What if bugs became food?

We’re heading towards a nutrition crisis. By 2050, we’ll have 9 billion mouths to feed.

The livestock industry can’t cope. It’s swallowing up land and water, and farting out more greenhouse gases than all the planes, trains and automobiles combined. The answer is simple: eat more insects. It’s 20 times more efficient to farm cicadas than cows – and they taste of asparagus.

Big brands aren’t into entomophagy – the practice of eating insects – yet. You won’t be tempted by bee larvae ceviche unless you’re in a Michelin-starred joint or a jungle-based reality TV show. But why shouldn’t McDonald’s use bugs in burgers?

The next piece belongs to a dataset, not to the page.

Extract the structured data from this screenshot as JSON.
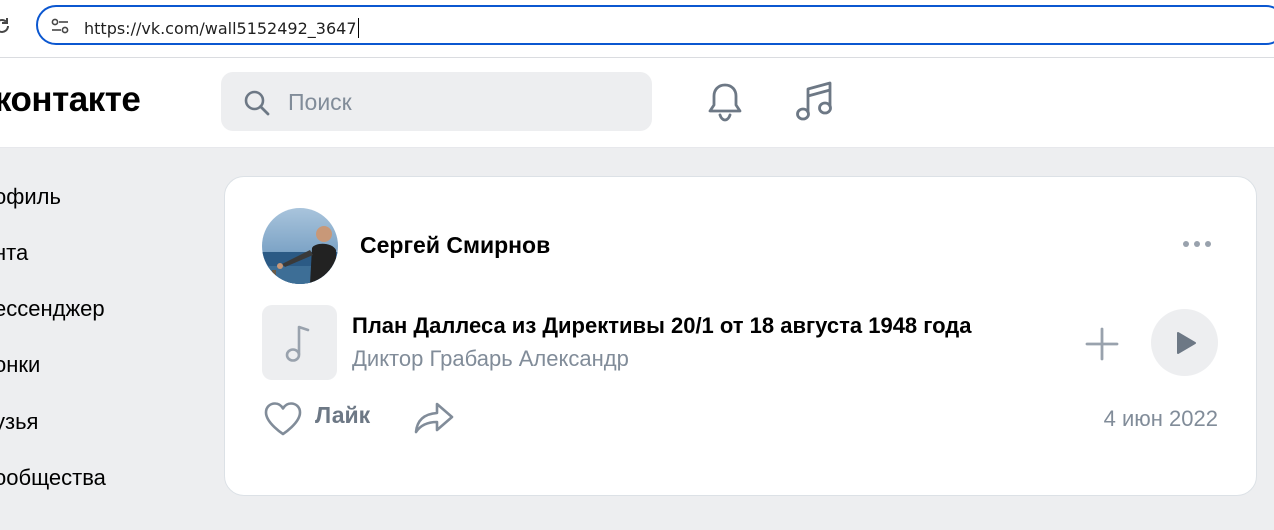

And how about an insect aisle in Tesco?

We believe it’s time to normalise insect-eating, and that design can make the idea not just acceptable but appetising. Look at how meat protein is presented: a sandwich looks like a sandwich, not the beast inside. Fresh colours and familiar ranges give us the confidence to try unfamiliar foods, and branding can change preferences fast. What once seemed revolting – raw fish – is now happily eaten by almost everyone in our own studio as sushi.

Traditional cues can also be seductive. The NB team would willingly eat Hovis cricket-flour bread. Could heritage play a part in popularising insects? After all, the locust is positively biblical – as eaten by John the Baptist. Language matters too. The waxworm lives in beehives, eats honeycomb and has a delicious buttery taste. Some dub it ‘honey bug’, others ‘land shrimp’. We know which we’d rather eat.

Flavour-matching has inspired our initial designs. Termites have a minty taste that’s perfect with a roast emperor moth. And who could resist the tang of a lemon ant? Or the aniseed thrill of a giant water bug? Remember, if you don’t eat them, they’ll eventually eat you.